|18||I do like to be beside…||12||2||2||8||12||25||-13||8||£27m|
|19||Very Fat Sam & Co||12||1||3||8||13||26||-13||6||£59m|
|20||Remi to the Rescue||12||1||2||9||10||20||-10||5||£33m|
PS: I know changing names is childish. I just like being childish sometimes. All suggestions for other name changes very welcome. Meanwhile the table still shows little link between transfer spending and position in the league.
PPS: I was thinking of adding a link to another web site at the end of each posting. If you write a blog and think some Untold readers might be interested in it, email Tony.Attwood@aisa.org and give me the URL and I’ll see if I can give you a mention.
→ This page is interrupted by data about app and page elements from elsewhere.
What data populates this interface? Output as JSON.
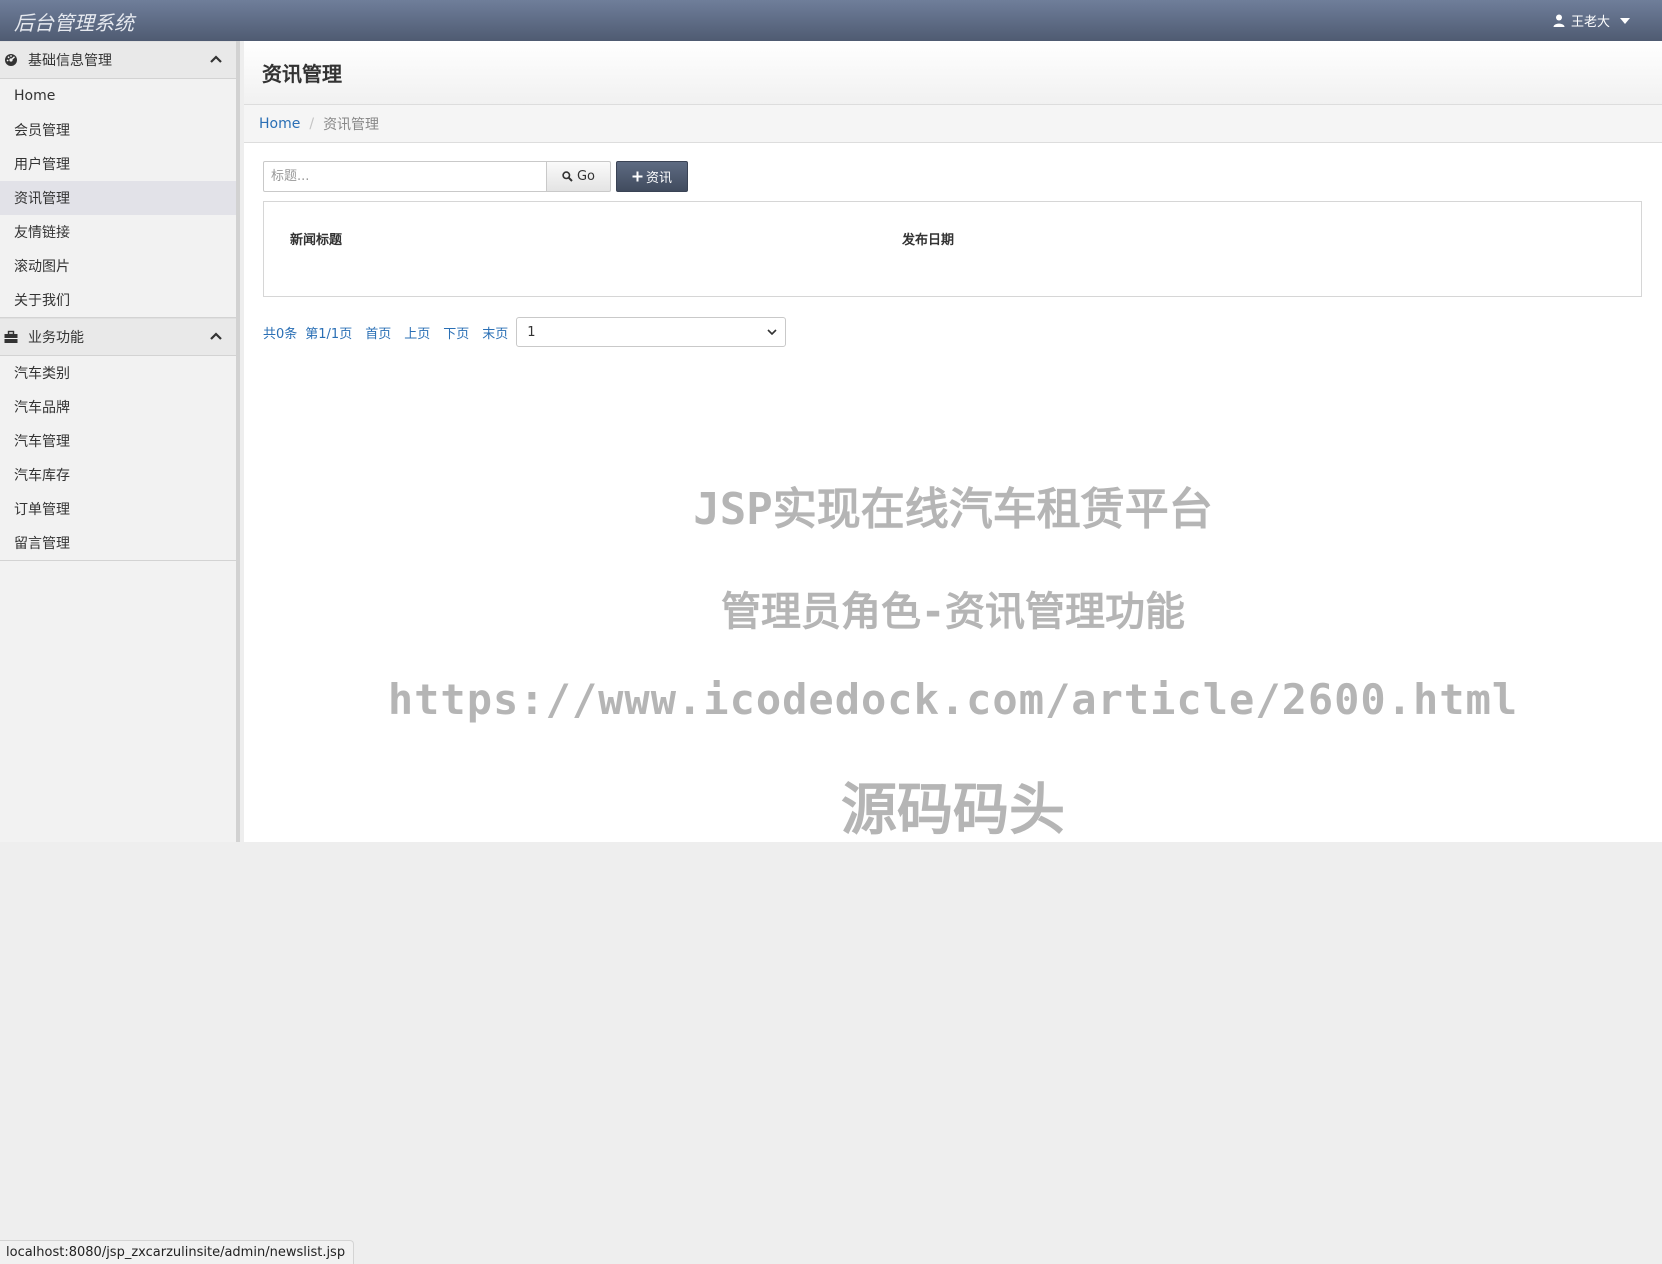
{
  "header": {
    "brand": "后台管理系统",
    "user_name": "王老大"
  },
  "sidebar": {
    "groups": [
      {
        "title": "基础信息管理",
        "items": [
          "Home",
          "会员管理",
          "用户管理",
          "资讯管理",
          "友情链接",
          "滚动图片",
          "关于我们"
        ]
      },
      {
        "title": "业务功能",
        "items": [
          "汽车类别",
          "汽车品牌",
          "汽车管理",
          "汽车库存",
          "订单管理",
          "留言管理"
        ]
      }
    ],
    "active_item": "资讯管理"
  },
  "main": {
    "page_title": "资讯管理",
    "breadcrumb": {
      "home": "Home",
      "separator": "/",
      "current": "资讯管理"
    },
    "search": {
      "placeholder": "标题...",
      "go_label": "Go",
      "add_label": "资讯"
    },
    "table": {
      "columns": [
        "新闻标题",
        "发布日期"
      ],
      "rows": []
    },
    "pager": {
      "total": "共0条",
      "page_info": "第1/1页",
      "first": "首页",
      "prev": "上页",
      "next": "下页",
      "last": "末页",
      "selected_page": "1"
    }
  },
  "watermark": {
    "line1": "JSP实现在线汽车租赁平台",
    "line2": "管理员角色-资讯管理功能",
    "line3": "https://www.icodedock.com/article/2600.html",
    "line4": "源码码头"
  },
  "statusbar": {
    "url": "localhost:8080/jsp_zxcarzulinsite/admin/newslist.jsp"
  },
  "icons": {
    "user": "user-icon",
    "dashboard": "dashboard-icon",
    "briefcase": "briefcase-icon",
    "chevron_up": "chevron-up-icon",
    "search": "search-icon",
    "plus": "plus-icon"
  },
  "colors": {
    "navbar": "#5f6c85",
    "link": "#2a6fb5",
    "primary_button": "#4b556a",
    "active_item": "#e2e2e8"
  }
}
PPPS: The Untold Banner is still looking great… I still get a warm glow from seeing it, each time I take my seat.
Anniversaries (full list for today appears on the home page)
- 9 November 2002: Arsenal beat Newcastle 1-0 to move one point behind Newcastle after two defeats in October. The Guardian said of Patrick Vieira: a “demonstration of tackling, control, awareness and movement that was exceptional even by his standards.”
- 9 November 2014: Swansea 2 Arsenal 1. Ten players (five from each side) were yellow carded during the game which Swansea won 2-1. The Arsenal cards went to Ramsey, Mertesacker, Chambers, Alexis and Gibbs. Alexis scored the Arsenal goal.
- How to Become a Football Scout: the first in an exclusive series for Untold by the man who discovered Joel Campbell
- Arsenal in the 70s, part 1: the re-birth of the club. 1969/70 – part two of the series should be published later today.